Q~How would you describe the St. Louis poetry scene?

A~The St. Louis poetry scene is very dynamic. The entire art scene in the greater STL/Metro East region is ablaze with talent! As a spoken word artist and event producer, I’ve had the opportunity to meet and become friends with some amazing, intelligent, creative people. The range of styles here is also incredible. Someday the outside world will see us as we see ourselves: St. Louis is a growing Mecca for the arts.

Q~Where can readers go if they are interested in more of your work?

A~Here is a video performance link. This is “The Key” at Women for Peace at Urb Arts in STL (Previously published in the St. Louis social justice anthology, Crossing the Divide.)  My work has been published in Static Movement, Postcard Shorts, Head To Hand, The East St. Louis Monitor, The PEN, Chance Operations, Drumvoices Revue 20th Anniversary Edition, SIUE News, Big Bridge, No Vacancy, the She Chronicles, and Some ‘N Unique Magazine.
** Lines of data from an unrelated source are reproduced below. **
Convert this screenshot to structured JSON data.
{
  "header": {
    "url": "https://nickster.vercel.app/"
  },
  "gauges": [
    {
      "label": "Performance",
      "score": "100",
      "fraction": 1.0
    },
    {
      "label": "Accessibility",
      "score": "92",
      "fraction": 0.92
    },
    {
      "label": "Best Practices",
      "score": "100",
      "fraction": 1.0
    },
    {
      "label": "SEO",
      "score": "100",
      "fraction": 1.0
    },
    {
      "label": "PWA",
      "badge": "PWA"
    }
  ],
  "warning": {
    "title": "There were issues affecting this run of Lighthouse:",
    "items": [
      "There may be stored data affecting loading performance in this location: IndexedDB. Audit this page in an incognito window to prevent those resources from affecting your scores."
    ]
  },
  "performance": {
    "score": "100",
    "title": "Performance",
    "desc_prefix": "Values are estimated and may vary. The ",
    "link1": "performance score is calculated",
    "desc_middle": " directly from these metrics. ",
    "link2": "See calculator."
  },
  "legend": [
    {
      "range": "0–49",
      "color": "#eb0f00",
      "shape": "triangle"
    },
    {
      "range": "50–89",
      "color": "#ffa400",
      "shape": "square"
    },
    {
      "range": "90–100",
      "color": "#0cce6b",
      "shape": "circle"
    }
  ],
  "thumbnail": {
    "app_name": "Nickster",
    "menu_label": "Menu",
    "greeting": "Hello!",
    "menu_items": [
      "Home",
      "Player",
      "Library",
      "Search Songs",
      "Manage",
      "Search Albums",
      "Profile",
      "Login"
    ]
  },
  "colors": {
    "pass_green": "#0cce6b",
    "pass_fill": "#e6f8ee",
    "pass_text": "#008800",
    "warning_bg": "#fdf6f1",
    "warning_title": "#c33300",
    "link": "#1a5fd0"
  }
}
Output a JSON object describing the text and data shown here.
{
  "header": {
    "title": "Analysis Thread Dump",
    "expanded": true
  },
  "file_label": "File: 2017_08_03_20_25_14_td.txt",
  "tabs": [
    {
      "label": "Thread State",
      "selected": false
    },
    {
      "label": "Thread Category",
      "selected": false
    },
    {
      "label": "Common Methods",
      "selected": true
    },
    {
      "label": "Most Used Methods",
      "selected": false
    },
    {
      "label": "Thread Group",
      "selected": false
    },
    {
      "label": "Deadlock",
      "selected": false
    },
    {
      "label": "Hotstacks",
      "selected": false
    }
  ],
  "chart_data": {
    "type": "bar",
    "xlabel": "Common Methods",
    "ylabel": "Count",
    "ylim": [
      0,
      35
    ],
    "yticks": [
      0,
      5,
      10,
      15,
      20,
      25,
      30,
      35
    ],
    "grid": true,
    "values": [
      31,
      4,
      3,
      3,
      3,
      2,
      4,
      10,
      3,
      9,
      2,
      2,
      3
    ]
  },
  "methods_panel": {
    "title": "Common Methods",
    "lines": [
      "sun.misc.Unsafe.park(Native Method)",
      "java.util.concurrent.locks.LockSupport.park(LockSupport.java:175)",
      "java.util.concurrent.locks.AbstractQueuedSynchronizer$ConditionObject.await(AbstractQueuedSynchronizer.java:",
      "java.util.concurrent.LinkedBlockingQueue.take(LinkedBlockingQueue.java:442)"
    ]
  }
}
My art exhibits have been featured at Urb Arts, Mokabe’s, Seven, Yeyo Arts, and more and can now be purchased at fineartamerica.com.  You can also connect with me on Facebook and Instagram, or for booking info., you can email me at lostnation2009@gmail.com.